The knee, one of the most complex and largest joints in the human body, plays a vital role in movement and supporting the weight of the body. The knee joint is composed of bones, ligaments, tendons, cartilage, muscles, and bursae.
The knee joint is formed by three primary bones:
Femur (thigh bone): The largest bone in the human body, connecting the knee to the hip.
Tibia (shin bone): Supports the body's weight and is connected to the femur at the knee joint.
Patella (kneecap): A small, triangular bone in front of the joint, aiding in knee extension.
Ligaments are strong bands of tissue that connect bones together. The knee has four main ligaments:
Anterior Cruciate Ligament (ACL): Stabilizes the knee by preventing the tibia from sliding forward.
Posterior Cruciate Ligament (PCL): Works opposite the ACL, preventing the tibia from sliding backward.
Medial Collateral Ligament (MCL): Runs along the inside of the knee, controlling the sideways motion.
Lateral Collateral Ligament (LCL): Located on the outside of the knee, working with the MCL.
Tendons are flexible but inelastic cords of strong fibrous collagen tissue that connect muscles to bones. In the knee, the quadriceps tendon connects the quadriceps muscle to the patella, while the patellar tendon connects the patella to the tibia.
Two types of cartilage are found in the knee:
Meniscus: A tough but flexible cushion that acts as a shock absorber between the femur and tibia.
Articular Cartilage: A smooth substance that lines the ends of the bones, reducing friction.
Key muscles supporting the knee include the quadriceps (front of the thigh) and hamstrings (back of the thigh). Together, they facilitate knee movements like extension, flexion, and rotation.
Bursae are small, fluid-filled sacs that reduce friction between tissues.
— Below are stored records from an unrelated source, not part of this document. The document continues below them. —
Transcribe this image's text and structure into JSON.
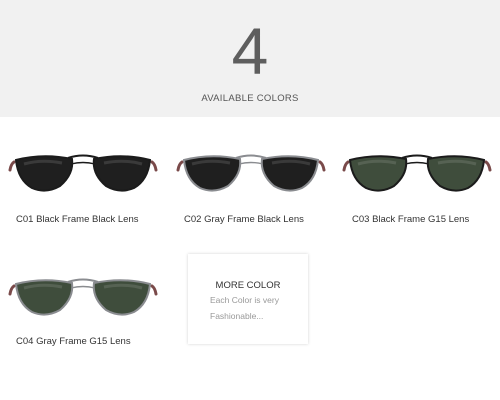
{
  "header": {
    "number": "4",
    "subtitle": "AVAILABLE COLORS"
  },
  "products": [
    {
      "code_label": "C01 Black Frame Black Lens",
      "frame_color": "#1b1b1b",
      "lens_color": "#1f1f1f",
      "temple_color": "#7a4a4a"
    },
    {
      "code_label": "C02 Gray Frame Black Lens",
      "frame_color": "#8a8c90",
      "lens_color": "#1f1f1f",
      "temple_color": "#7a4a4a"
    },
    {
      "code_label": "C03 Black Frame G15 Lens",
      "frame_color": "#1b1b1b",
      "lens_color": "#3f4d3c",
      "temple_color": "#7a4a4a"
    },
    {
      "code_label": "C04 Gray Frame G15 Lens",
      "frame_color": "#8a8c90",
      "lens_color": "#3f4d3c",
      "temple_color": "#7a4a4a"
    }
  ],
  "more_color": {
    "title": "MORE COLOR",
    "line1": "Each Color is very",
    "line2": "Fashionable..."
  }
}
Several bursae are located around the knee, aiding in the smooth motion of ligaments and tendons.
The anatomy of the knee is a sophisticated assembly of various components, each with a unique function. A delicate balance between these elements allows for flexible movement, stability, and shock absorption. Understanding the knee's anatomy is vital for medical professionals in diagnosing and treating injuries, as well as for athletes and fitness enthusiasts in injury prevention and recovery.